SOUNDS LIKE A PLAN
Event planners keep your big day in check
Creators News Service
Jennifer Lopez romanticized the role of wedding planners in 2001 when she starred opposite Matthew McConaughey in the movie called, as luck would have it, "The Wedding Planner." The heroine of the movie, she was also the savior of frazzled brides who wanted perfect weddings.
Real-life wedding planners also aid in creating magical, seemingly trouble-free days by coordinating all of the details that normally stress couples. When the wedding is far away, or the bride and groom are extremely busy, having that one person to run interference can be a huge plus.
"Couples simply want to be heard above their families' needs/wants, their friends' needs/wants and what the [wedding] industry is telling them they need/want," said Crystal Adair-Benning, a wedding planner from Toronto. "They want a wedding that reflects them -- their personalities, their wants or desires and the ability to seamlessly weave it all together into a beautiful day. A professional planner works with the couple to create a wedding filled with small touches, elegance and grace while maximizing their budget, minimizing the couples stress and creating a lifetime of memories."
Sarah B. Doheny of Sarah's Events and Bridal in Media, Pa., suggested that even if a couple doesn't use an event planner for everything leading up to the special day, they should still hire one for the actual wedding day. "Who is the contracted vendor going to call the day of [the event]?" she asked. "The bride, the groom, the mothers?

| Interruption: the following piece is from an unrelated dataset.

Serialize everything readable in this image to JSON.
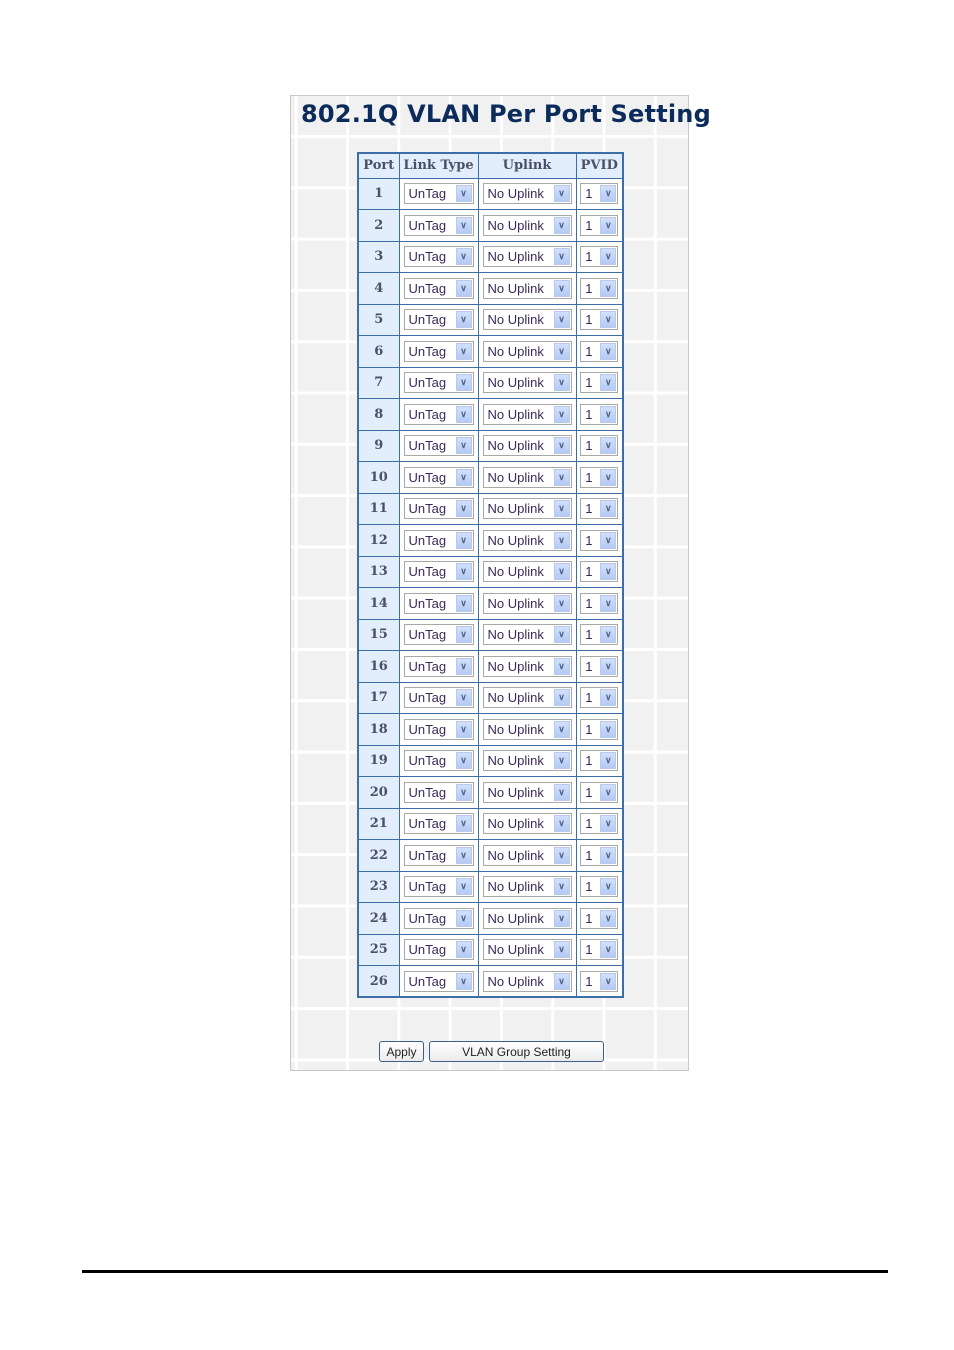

No, us! We are the bride's advocate and if something should go wrong or a delivery is late that falls on us we handle every detail of that day for them so they are stress-free."
While there are many couples who hire a full-time or day-of wedding planner, some still make a conscious decision to do it themselves. Carol Berman, president of City Girl Media, is one such bride who plans to handle it herself for her upcoming September nuptials.
Berman said she would rather invest the fee for a wedding planner back into her reception. "It definitely takes more time to fully vet separate vendors, check references, read contracts, negotiate those contracts and ultimately hire all the people involved. But a little patience has saved me a lot of money and will make my wedding feel more personal in the end."
Allison Crane, assistant director of catering at The Rittenhouse Hotel in Philadelphia, has a slightly different perspective on planning. "My title is 'assistant director of catering' but in essence I am a wedding planner," said Crane. "We try to make a bride's experience at our hotel as easy and as pleasant as possible. We offer 'one-stop shopping' and can help a bride coordinate music, floral decor, photography/video, ceremony, hair and spa appointments, guest rooms and rehearsal dinners."
There are advantages that planners have that the average bride or groom may not. "We have preferred vendors and relationships who give us preferred pricing based on the sheer volume that we do with them. Thus we are able to shave 20 to 25 percent of the overall cost of the wedding," said Elissa Fallo, the owner of Perfect Productions in Connecticut. "Wedding planners have the resources available to be able to create any type of wedding -- if you can dream it, we can do it."
Filling the role of a wedding planner, Elda Brouwer, weddings director at The Ritz-Carlton in Key Biscayne, Fla., has an amazing track record for meeting even the most unusual requests and catering to culturally authentic weddings. One such affair, the wedding of Nitin Motwani to his fiance Anshu took more than a year to plan and included securing an elephant for the groom to ride on according to Indian tradition.
Authentic Indian cuisine was served to 500 guests and the team efforts of the resort employees resulted in a memorable affair that was culturally sensitive and accurate.